The Flora and garden of this month are somewhat barren when compared with those of its predecessors, yet still they are not without interest. The Mushroom tribe are now very numerous, constituting the first link in the great chain of vegetable life, which connects organized bodies with inorganic matter. Their seeds are so light as to be easily dispersed by the air, and fasten on every kind of decaying matter. The kinds most popularly known are the Truffle, the Morel, and the Mushroom-so called par excellence-which is used for making catchup; but these fungi appear in a variety of shapes; the Boleti, * "Si quis in honorem dæmonum comederit," &c. Leg. Withredi, 12, 13.-Canuti Leges, Eccl. 5. Capitulare de Part. Saxon. c. 21.
"Die Anfänge des Sächsischen Städt-wesens sind auf die Gilden zu heidnischen Opfern zurückzuführen. Diese Festen waren mit den Gerichts-und-Mark-tagen verknüpft und konnten auf der dem Feste folgenden Morgensprache (Morgenspace) durch den den Priestern zustehenden Blutbann haüfig einen sehr ernsten Charakter annehmen. Das gemeinschaftliche Mahl, welches einen gar wichtigen Anfangspunct vieler politischen Einrichtungen gebildet hat, erhielt die Weihe des religiosen Cultus, welcher in den später erhaltenen Trinksprüchen der Angelsachsen noch wiedererkannt werden möchte. Jene Teufelsgilden, wie die Christliche Gesetzgebung sie nannte, ganz zu unterdrücken war in den germanischen Ländern sehr schwer, und es musste nicht für den Cultus selbst, sondern auch für die mit demselben, mit grösserer oder geringerer Willkührlichkeit, verknüpften Einrichtungen ein Ersatz dargeboten werden."—Lappenberg's Geschichte von England. Erster Band, s. 609.
the Puff-Balls, the Blight and Smut of wheat, the tinging matter of the celebrated Northern Red Snow, all belong to the same class; and, so far from being of one uniform dull colour, some of them present the brightest hues in the vegetable kingdom, rivalling in grace and brilliance even the rose and the lily.
If we turn to the Flora of the month, we shall find that great changes have taken place. The scarlet berries of the Mezereon, which appeared in July, and whose pink. flowers ornamented the early spring, now fall off, leaving nothing on the shrub but the leaves. Towards the end of this month the Michaelmas Daisy,-Aster Tradescanti— often begins to blow, and continues throughout the next month, or even through a part of November. This daisy would seem to be an especial favourite with the bees, for when the weather is at all clear and open they may be seen hanging about it in numbers. Yet even now there is no want of other flowers, suited to their tastes and habits.
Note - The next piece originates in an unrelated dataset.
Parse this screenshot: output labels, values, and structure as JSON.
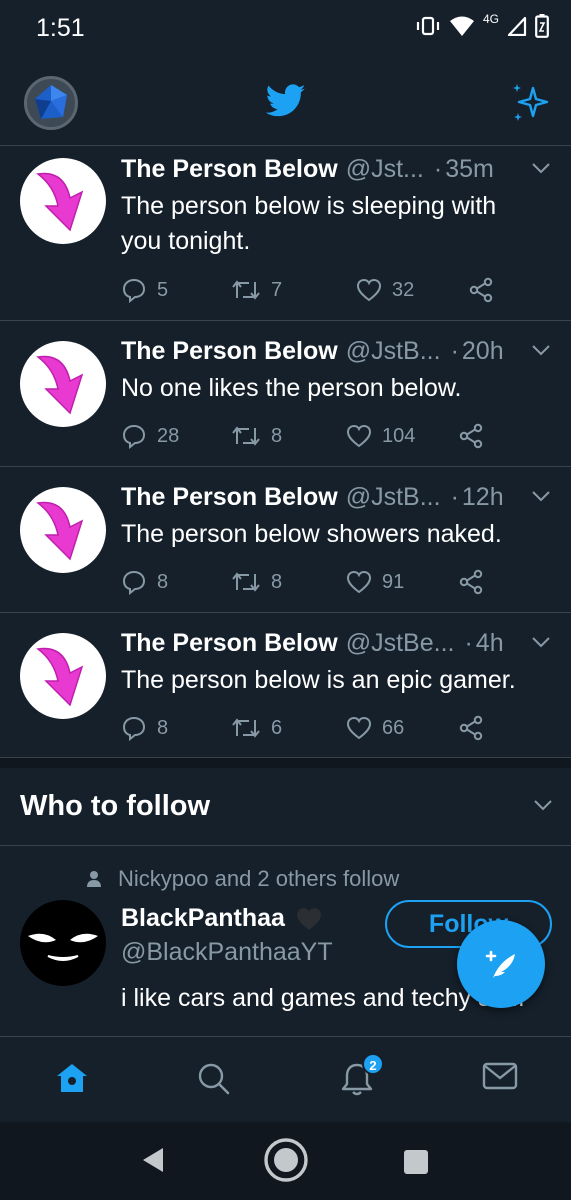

The Sunflower, to which they are particularly partial, is abundant, while Nasturtiums, Guernsey Lilies, China Asters, Marigolds, that close their flowers against rain,† SweetPeas, Mignionette, Golden Rods, Stocks, Tangier Peas, Holyhocks, and Saffron, a species of crocus, are also in profusion. Amongst the maritime plants may be named the Marsh Glasswort, and the Sea-Stork's Bill, on sandy shores; and the Officinal Marshmallow, in salt marshes.
Other symptoms of Autumn show themselves in the full ripening of the pears and apples, and in the commencing of the cider vintage, if the word, vintage, can with propriety be so applied. The grapes, which had been ripe a month ago in Italy, Spain, and Portugal, as well as the south of
* At one time the Sunflower was also named Marygold; and the Marygold was termed Sunflower.
This is more particularly the case with the Rainy Marigold, or Calendula Pluvialis.